In England you tend to get either Lesbian Vampire Killers style slapstick or beautifully crafted pieces like An Education, but in terms of that kind of comedy it’s a long time since I’ve seen anything like this.

We want to make The Hangover and There’s Something About Mary. They are our kind of movies, that’s why America is the place as well, because in the end, they want writers who can deliver big movies…

Which explains why you have started working with US studio Columbia on the screenplay of Lion Called Christian. How did you make the break into Hollywood?

Piers: Our American agent had sent out Burke and Hare. It was an interesting writing sample, because it was unlike anything else that anyone was reading and writing, and it had a certain style to it and a certain slickness, plus it’s basically a buddy movie. So we got a lot of traction over in America, as a result a lot of projects came our way.

We met with Columbia and they were pushing A Lion Called Christian. I think they spoke to a lot of writers about it. It was unusual because it was set in London in the 60s, so we had a bit more of an angle on that than some Americans.

Nick: Funnily enough Burke and Hare lead to more offers in terms of work in LA than it did in England.

I think in England, people see a lot more period scripts, there is a tradition of British writers writing historical dramas. Whereas in America, the reaction was, we haven’t read anything like this. So I think it was refreshing for them to find new voices.  

All the feedback we got in America when it was first read was, we really love this, but you would never have a hope in hell of getting it made here. Because it is just not something they would make. But as a writing sample, it was a fantastic writing sample, because to them it felt so unique.

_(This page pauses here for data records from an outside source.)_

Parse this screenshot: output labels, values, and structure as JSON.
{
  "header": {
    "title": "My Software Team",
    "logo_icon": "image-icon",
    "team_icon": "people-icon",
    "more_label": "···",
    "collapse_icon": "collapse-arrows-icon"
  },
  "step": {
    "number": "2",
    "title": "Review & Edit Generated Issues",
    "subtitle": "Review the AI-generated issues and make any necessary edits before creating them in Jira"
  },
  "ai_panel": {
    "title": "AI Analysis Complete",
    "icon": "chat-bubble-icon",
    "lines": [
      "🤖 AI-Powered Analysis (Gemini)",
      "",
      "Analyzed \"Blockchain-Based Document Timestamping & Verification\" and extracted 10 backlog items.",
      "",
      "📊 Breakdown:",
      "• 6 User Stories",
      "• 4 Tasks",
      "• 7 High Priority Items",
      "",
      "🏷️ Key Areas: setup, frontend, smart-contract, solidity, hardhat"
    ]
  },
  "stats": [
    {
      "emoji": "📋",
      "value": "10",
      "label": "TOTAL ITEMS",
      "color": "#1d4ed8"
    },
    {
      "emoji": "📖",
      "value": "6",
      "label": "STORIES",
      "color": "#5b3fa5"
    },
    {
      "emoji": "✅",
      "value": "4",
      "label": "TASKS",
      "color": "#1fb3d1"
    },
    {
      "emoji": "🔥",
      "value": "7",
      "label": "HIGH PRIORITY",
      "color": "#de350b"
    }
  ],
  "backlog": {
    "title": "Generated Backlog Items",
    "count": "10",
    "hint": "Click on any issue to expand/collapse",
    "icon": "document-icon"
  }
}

Now that you are big shot Hollywood screenwriters, are you going to turn your back on the UK?

Nick: It’s every screenwriters dream to go and work in Hollywood. But ultimately, Barnaby and the British film industry gave us our first opportunities and the reason why we brought him Fishermans Friends, exclusively, was out of respect for him and because we have this long standing relationship and a desire to continue making successful British comedies.

Piers: We certainly don’t want to turn our backs on England, because it’s where we are from, and we’ve got a great relationship with Ealing and people like Nigel Green at Entertainment. But equally we are not going to turn down a studio movie.

I think a lot of English writers end up bouncing between TV and movies to maintain a career or just go to Ameica and leave England behind. We’re trying to do both.

What’s the secret to your working relationship?

Piers: Everyone is different, but we tend to sit down and thrash it out until we get to a structure we like and then one of us starts and bounces the pages back to the other, because then we have something to talk about, rather than sitting in a room trying to work out a gag. That would be mad. Then eventually we sit down together for the last week of the process to tidy it up and hone it down and put more jokes in. Over time you reach an understanding. For instance, I know how long it’s going to take him to write the next five pages, so I know not to harass him until then!

Nick: There is a trust there. One of you can’t be the dominant partner, it’s like a successful marriage, there must be compromises, and you argue along the way, but ultimately you have to respect your partner’s point of view!